Tag Archive - grammar tips

Eradicating Zombie Nouns

Zombies are big in movies and TV these days. But zombie nouns have been the bane of good writers for much longer. We know zombies as dead or inanimate objects come to life. Zombie nouns, also known as abstract nouns, suck the life out of good writing. It happens when parts of speech—most often verbs and adjectives—get turned into nouns. We call it nominalization.

It’s an easy enough process. You simply add a suffix like ion, ate, or ize to an adjective or verb and it becomes a noun.

  • The verb complete becomes the noun completion.
  • The verb study becomes the noun (gerund) studying.
  • The adjectives happy and sad become the nouns happiness and sadness.
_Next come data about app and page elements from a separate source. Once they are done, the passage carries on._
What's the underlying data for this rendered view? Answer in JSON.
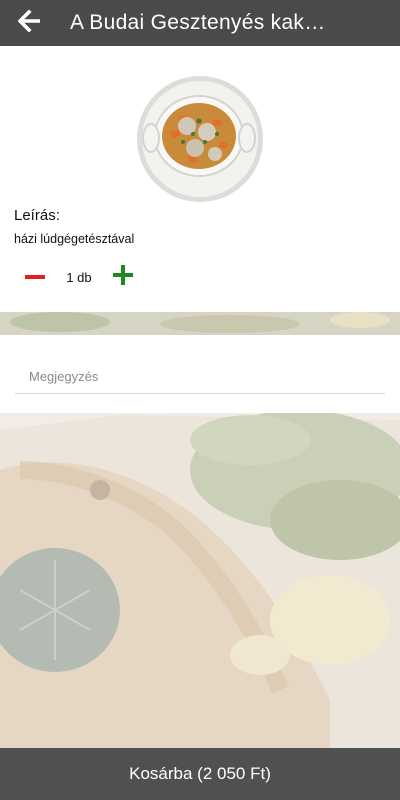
{
  "header": {
    "title": "A Budai Gesztenyés kak…",
    "back_icon": "arrow-left-icon"
  },
  "product": {
    "image_icon": "soup-bowl-image",
    "description_label": "Leírás:",
    "description": "házi lúdgégetésztával"
  },
  "quantity": {
    "minus_icon": "minus-icon",
    "plus_icon": "plus-icon",
    "value": "1 db",
    "minus_color": "#e0201b",
    "plus_color": "#1e8a1e"
  },
  "note": {
    "placeholder": "Megjegyzés",
    "value": ""
  },
  "footer": {
    "add_to_cart_label": "Kosárba (2 050 Ft)"
  },
  "colors": {
    "header_bg": "#4a4a4a",
    "footer_bg": "#505050"
  }
}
Continue Reading…

Are You Different From or Different Than?

Comparisons. We live in a world in which we are often called upon to make comparisons. Does WalMart or Target have the better price on something? Is Brad Pitt a better actor than Paul Rudd? Are you comparing these with or to each other?

It seems like a small distinction, but most writers guides agree that if you are noting the similarities between two things, comparing to is the correct terminology. If you’re pointing out differences, you use compared with.

  • Robert compared Barnes and Nobles’s prices to Amazon’s. (comparing similar things)
  • Australia is in a good economic position compared with other many other countries. (comparing one country with another)

Speaking of differences, is there a difference between different from and different than? A slight one, most grammarians agree, though for much of history they have been used interchangeably. Different from means “not the same.” Use it to convey contrast. Continue Reading…

I Both Anticipate and Expect a Reaction

Two words that share similar nuances are anticipate and expect. Both mean “to look forward to.” But anticipate also carries the idea of taking action in expectation or preparation for a future event. Expect carries more certainty and does not require action.

  • The Johnsons anticipated a long winter. (They took steps to prepare, perhaps stocking a cellar with canned goods, having supplies of heating fuel, etc.)
  • The Morgans expected a long winter. (They are certain of what lies ahead, but the sentence implies no preparations.)

Expect also has other meanings. Expecting is often used to refer to pregnancy. A couple who is planning to start a family, may anticipate being pregnant by a certain time, but once the pregnancy is certain, we talk about expecting a baby. Barring any complications, the arrival of a baby is an almost certain probability.

Expect can also mean something that is required.

  • I expect your chores to be done when I come home.
  • His parents expected him to excel in school.

Now that you know the difference, I expect you will use these terms correctly in the future.